by Freeman Marius O'Donoghue
Contains subarticles Henry Chawner Shenton (1825–1846) & William Kernot Shenton (1836–1877)

SHENTON, HENRY CHAWNER (1803–1866), engraver, was born at Winchester in 1803, and became a pupil of Charles Warren [q. v.], one of whose daughters he married. He was at first employed upon small book illustrations, from designs by Stothard, Uwins, Westall, Corbould, and others, some of which he exhibited with the Society of British Artists between 1825 and 1832. Subsequently he executed some good plates on a larger scale, including ‘The Stray Kitten,’ after W. Collins, and ‘The Hermit,’ after A. Fraser. For Finden's ‘Gallery of British Art’ he engraved ‘A Day's Sport in the Highlands,’ after A. Cooper, and ‘The Loan of a Bite,’ after Mulready. Shenton's best-known plates are the three published by the Art Union of London: ‘The Tired Huntsman,’ after C. Landseer, 1840; ‘The Clemency of Cœur de Lion,’ after R. Crosse, 1857; and ‘A Labour of Love,’ after J. R. Dicksee, 1863; the last he was unable to finish on account of the failure of his eyesight. He also executed for the Art Union a set of outlines of incidents in English history, from designs by various artists, issued in 1847. Shenton was one of the last survivors of the able band of engravers in the pure line manner who flourished during the first half of this century. He died suddenly at Camden Town on 15 Sept. 1866.

Henry Chawner Shenton (1825–1846), his eldest son, studied in the schools of the Royal Academy and at Rome, and was trained as a sculptor by William Behnes [q. v.] He exhibited at the Royal Academy in 1843 a group of Christ and Mary; in 1844 at the Westminster Hall competition, a colossal group of ‘The Burial of the Princes in the Tower;’ and in 1845, also at Westminster Hall, a statue of Cranmer.
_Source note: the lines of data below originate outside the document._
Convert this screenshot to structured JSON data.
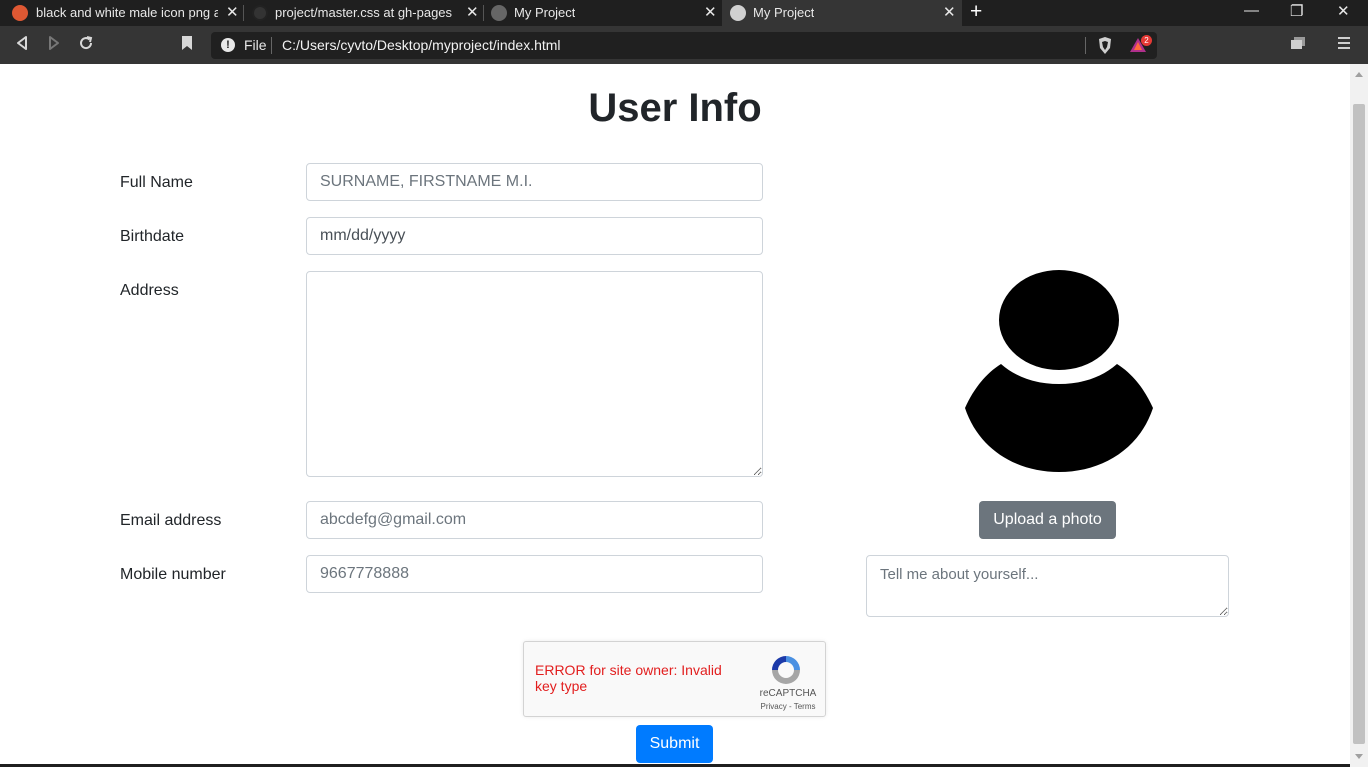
{
  "tabs": [
    {
      "title": "black and white male icon png at D",
      "icon": "duckduckgo-icon"
    },
    {
      "title": "project/master.css at gh-pages · cy",
      "icon": "github-icon"
    },
    {
      "title": "My Project",
      "icon": "globe-icon"
    },
    {
      "title": "My Project",
      "icon": "globe-icon"
    }
  ],
  "toolbar": {
    "scheme": "File",
    "url": "C:/Users/cyvto/Desktop/myproject/index.html",
    "rewards_badge": "2"
  },
  "page": {
    "title": "User Info",
    "fields": {
      "full_name": {
        "label": "Full Name",
        "placeholder": "SURNAME, FIRSTNAME M.I."
      },
      "birthdate": {
        "label": "Birthdate",
        "value": "mm/dd/yyyy"
      },
      "address": {
        "label": "Address",
        "value": ""
      },
      "email": {
        "label": "Email address",
        "placeholder": "abcdefg@gmail.com"
      },
      "mobile": {
        "label": "Mobile number",
        "placeholder": "9667778888"
      }
    },
    "upload_label": "Upload a photo",
    "about_placeholder": "Tell me about yourself...",
    "recaptcha": {
      "error": "ERROR for site owner: Invalid key type",
      "brand": "reCAPTCHA",
      "links": "Privacy - Terms"
    },
    "submit_label": "Submit"
  },
  "colors": {
    "primary": "#007bff",
    "secondary": "#6c757d",
    "error": "#e21e1e"
  }
}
These were works of the highest promise, and gained much admiration; but the artist's career was cut short, after a brief illness, on 7 Feb. 1846.

His brother, William Kernot Shenton (1836–1877), born in June 1836, also became a sculptor and exhibited medallion portraits at the Royal Academy from 1857 to 1871. He for a time taught drawing and modelling in the art school at the Crystal Palace, and died on 19 April 1877 (Art Journal, 1878).

[Redgrave's Dict. of Artists; Art Journal, 1866; Art Union, 1846; Athenæum, 1846, p. 72.]

F. M. O'D.